> **Work instructions**
Reproduce the records precisely. Omit every picture.

Entries from a dataset of interfaces:
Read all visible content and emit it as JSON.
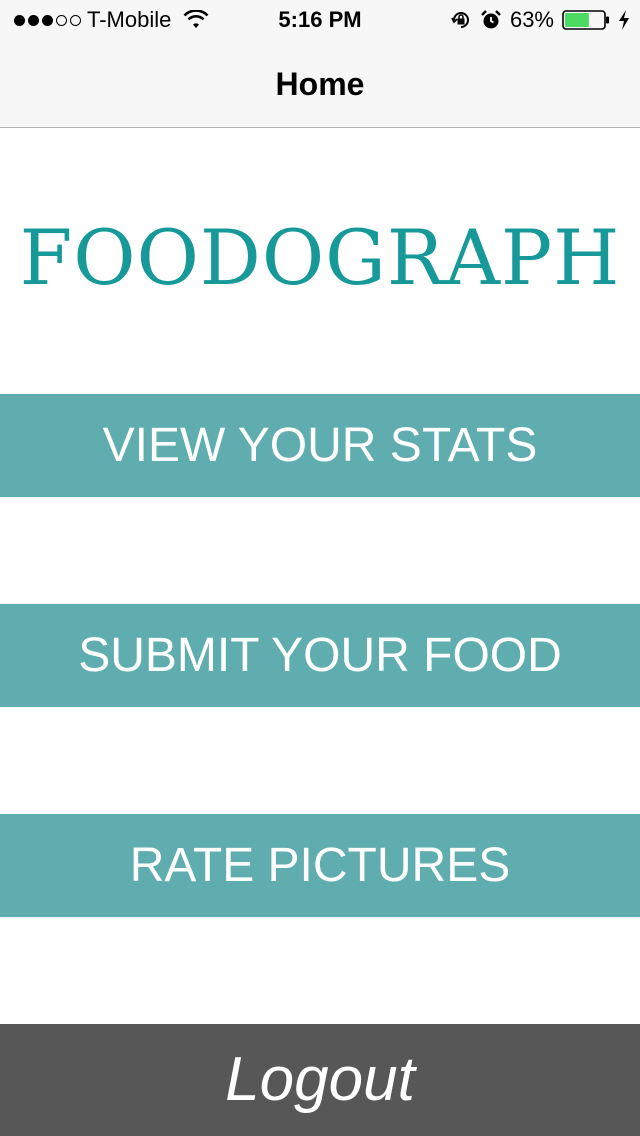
{
  "status_bar": {
    "signal_filled": 3,
    "signal_total": 5,
    "carrier": "T-Mobile",
    "time": "5:16 PM",
    "battery_percent": "63%",
    "battery_level": 0.63,
    "icons": [
      "wifi-icon",
      "rotation-lock-icon",
      "alarm-icon",
      "battery-icon",
      "charging-icon"
    ]
  },
  "nav": {
    "title": "Home"
  },
  "logo": {
    "text": "FOODOGRAPH"
  },
  "buttons": {
    "view_stats": "VIEW YOUR STATS",
    "submit_food": "SUBMIT YOUR FOOD",
    "rate_pictures": "RATE PICTURES",
    "logout": "Logout"
  },
  "colors": {
    "logo": "#17999a",
    "button_bg": "#5fadae",
    "logout_bg": "#575757",
    "battery_fill": "#4cd964"
  }
}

> **Final answer**
Read all visible content and emit it as JSON.
{
  "status_bar": {
    "signal_filled": 3,
    "signal_total": 5,
    "carrier": "T-Mobile",
    "time": "5:16 PM",
    "battery_percent": "63%",
    "battery_level": 0.63,
    "icons": [
      "wifi-icon",
      "rotation-lock-icon",
      "alarm-icon",
      "battery-icon",
      "charging-icon"
    ]
  },
  "nav": {
    "title": "Home"
  },
  "logo": {
    "text": "FOODOGRAPH"
  },
  "buttons": {
    "view_stats": "VIEW YOUR STATS",
    "submit_food": "SUBMIT YOUR FOOD",
    "rate_pictures": "RATE PICTURES",
    "logout": "Logout"
  },
  "colors": {
    "logo": "#17999a",
    "button_bg": "#5fadae",
    "logout_bg": "#575757",
    "battery_fill": "#4cd964"
  }
}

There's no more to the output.